__DIRECTIONS FOR THIS TASK__.
A line belongs in the answer if it contains "JSON"; copy every such line from the entries below.
━━ THE INPUT ━━
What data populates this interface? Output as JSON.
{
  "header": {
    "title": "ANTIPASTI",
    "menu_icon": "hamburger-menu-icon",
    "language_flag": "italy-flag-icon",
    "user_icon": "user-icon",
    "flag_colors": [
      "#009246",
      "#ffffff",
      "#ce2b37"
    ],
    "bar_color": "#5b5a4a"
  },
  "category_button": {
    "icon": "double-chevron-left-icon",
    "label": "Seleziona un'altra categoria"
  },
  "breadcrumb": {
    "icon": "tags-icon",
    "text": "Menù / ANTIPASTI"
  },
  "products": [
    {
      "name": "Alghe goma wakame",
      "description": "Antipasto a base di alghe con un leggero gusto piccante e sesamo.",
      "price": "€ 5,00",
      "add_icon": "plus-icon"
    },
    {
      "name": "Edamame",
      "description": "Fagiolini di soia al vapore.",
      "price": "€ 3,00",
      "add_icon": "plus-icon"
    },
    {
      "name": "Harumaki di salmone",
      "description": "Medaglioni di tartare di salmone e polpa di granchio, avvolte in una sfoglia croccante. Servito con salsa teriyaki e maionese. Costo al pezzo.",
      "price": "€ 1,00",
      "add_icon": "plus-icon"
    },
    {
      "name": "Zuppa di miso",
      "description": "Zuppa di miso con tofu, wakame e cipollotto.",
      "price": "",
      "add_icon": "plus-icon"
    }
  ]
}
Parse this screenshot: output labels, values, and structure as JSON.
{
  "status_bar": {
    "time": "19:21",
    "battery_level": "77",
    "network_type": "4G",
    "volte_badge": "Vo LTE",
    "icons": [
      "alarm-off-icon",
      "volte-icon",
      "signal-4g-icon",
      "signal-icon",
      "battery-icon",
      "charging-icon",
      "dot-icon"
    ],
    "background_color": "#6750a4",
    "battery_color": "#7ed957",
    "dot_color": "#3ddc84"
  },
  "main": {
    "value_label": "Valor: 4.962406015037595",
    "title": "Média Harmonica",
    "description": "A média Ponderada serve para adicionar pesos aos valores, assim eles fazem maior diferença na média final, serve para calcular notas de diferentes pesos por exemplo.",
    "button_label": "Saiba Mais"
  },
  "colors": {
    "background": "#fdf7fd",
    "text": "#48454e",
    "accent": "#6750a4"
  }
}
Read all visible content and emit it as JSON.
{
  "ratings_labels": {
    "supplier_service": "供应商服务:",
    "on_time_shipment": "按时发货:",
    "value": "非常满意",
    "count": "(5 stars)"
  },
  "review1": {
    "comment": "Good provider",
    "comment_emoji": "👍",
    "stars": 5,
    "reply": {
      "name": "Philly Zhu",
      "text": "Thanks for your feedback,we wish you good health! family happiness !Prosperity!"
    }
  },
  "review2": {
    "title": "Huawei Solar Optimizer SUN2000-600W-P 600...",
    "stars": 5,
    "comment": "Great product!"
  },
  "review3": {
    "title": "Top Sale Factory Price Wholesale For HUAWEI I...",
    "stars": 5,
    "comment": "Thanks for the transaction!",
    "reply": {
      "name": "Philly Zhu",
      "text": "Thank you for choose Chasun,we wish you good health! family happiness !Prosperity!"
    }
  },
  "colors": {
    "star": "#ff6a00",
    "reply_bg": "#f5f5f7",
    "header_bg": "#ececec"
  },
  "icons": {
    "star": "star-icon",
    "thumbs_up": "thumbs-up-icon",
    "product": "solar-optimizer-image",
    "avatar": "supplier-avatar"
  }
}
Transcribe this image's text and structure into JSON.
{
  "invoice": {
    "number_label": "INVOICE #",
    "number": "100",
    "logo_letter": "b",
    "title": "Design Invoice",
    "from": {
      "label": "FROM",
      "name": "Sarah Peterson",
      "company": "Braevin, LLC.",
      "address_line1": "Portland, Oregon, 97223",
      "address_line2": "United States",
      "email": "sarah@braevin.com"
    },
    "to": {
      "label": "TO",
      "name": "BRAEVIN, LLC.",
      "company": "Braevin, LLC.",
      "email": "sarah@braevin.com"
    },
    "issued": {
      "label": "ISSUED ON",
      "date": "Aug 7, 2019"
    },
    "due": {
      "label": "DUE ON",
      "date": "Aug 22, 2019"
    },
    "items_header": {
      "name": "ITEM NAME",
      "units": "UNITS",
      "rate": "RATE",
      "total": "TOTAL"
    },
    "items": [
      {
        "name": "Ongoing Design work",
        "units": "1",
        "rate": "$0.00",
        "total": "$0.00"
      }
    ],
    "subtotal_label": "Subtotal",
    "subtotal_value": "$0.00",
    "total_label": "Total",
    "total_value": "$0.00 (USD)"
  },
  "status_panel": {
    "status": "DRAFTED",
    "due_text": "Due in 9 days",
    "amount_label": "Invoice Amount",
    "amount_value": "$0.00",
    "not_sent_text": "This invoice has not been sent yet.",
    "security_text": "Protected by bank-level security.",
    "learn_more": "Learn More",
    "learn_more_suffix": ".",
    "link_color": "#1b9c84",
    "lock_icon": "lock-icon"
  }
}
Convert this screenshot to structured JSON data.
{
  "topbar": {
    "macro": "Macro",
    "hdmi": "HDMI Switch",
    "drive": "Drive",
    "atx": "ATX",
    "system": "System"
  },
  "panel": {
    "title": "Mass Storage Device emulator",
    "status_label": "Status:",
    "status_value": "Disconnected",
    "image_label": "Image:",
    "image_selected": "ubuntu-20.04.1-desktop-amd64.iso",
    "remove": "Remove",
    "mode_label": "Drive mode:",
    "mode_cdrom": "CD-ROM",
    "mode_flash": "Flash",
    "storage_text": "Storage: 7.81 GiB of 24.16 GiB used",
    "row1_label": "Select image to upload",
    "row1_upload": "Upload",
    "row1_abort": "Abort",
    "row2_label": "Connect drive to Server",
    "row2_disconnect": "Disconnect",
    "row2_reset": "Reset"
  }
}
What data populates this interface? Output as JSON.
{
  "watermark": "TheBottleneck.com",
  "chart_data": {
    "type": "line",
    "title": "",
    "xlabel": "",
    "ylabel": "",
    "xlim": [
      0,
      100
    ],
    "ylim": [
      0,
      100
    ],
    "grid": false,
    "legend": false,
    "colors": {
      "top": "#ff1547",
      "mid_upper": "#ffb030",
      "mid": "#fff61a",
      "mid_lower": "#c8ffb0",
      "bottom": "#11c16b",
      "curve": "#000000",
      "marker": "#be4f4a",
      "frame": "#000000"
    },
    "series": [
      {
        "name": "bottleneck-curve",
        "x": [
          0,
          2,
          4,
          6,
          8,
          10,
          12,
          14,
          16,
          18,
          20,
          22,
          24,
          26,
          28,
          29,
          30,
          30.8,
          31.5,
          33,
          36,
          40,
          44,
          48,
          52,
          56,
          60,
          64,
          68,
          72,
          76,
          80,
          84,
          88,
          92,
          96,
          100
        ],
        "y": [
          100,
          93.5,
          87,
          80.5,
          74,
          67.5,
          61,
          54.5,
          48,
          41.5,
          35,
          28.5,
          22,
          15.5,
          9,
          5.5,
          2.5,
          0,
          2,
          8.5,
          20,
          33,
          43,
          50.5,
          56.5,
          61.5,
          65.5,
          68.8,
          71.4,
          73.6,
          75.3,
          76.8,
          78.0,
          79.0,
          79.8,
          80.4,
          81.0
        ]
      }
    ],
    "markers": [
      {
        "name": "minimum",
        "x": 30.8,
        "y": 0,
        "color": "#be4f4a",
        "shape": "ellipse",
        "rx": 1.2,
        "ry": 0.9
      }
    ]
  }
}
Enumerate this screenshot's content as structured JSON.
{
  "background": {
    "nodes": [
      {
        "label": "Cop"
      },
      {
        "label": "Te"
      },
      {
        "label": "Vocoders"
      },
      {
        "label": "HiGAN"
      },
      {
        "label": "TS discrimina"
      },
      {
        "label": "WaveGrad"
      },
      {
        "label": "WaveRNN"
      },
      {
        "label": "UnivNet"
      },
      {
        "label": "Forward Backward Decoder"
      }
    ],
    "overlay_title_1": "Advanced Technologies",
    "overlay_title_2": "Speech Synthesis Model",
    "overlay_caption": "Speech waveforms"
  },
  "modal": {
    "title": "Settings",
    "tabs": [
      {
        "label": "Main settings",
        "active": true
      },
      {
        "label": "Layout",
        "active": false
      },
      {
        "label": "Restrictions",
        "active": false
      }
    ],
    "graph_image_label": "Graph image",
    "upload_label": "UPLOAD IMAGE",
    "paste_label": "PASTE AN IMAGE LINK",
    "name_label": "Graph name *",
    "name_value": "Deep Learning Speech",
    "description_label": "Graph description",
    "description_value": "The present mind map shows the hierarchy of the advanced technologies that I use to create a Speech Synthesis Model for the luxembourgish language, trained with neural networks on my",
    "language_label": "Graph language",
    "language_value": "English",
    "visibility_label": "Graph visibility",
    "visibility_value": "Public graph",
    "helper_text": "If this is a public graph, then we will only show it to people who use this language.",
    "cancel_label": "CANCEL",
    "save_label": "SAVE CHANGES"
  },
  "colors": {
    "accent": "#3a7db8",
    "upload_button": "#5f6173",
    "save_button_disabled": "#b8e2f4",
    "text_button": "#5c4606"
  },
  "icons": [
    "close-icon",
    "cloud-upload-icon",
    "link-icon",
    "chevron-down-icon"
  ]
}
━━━
__EXERCISE ANSWER__.
What data populates this interface? Output as JSON.
Parse this screenshot: output labels, values, and structure as JSON.
Read all visible content and emit it as JSON.
Transcribe this image's text and structure into JSON.
Convert this screenshot to structured JSON data.
What data populates this interface? Output as JSON.
Enumerate this screenshot's content as structured JSON.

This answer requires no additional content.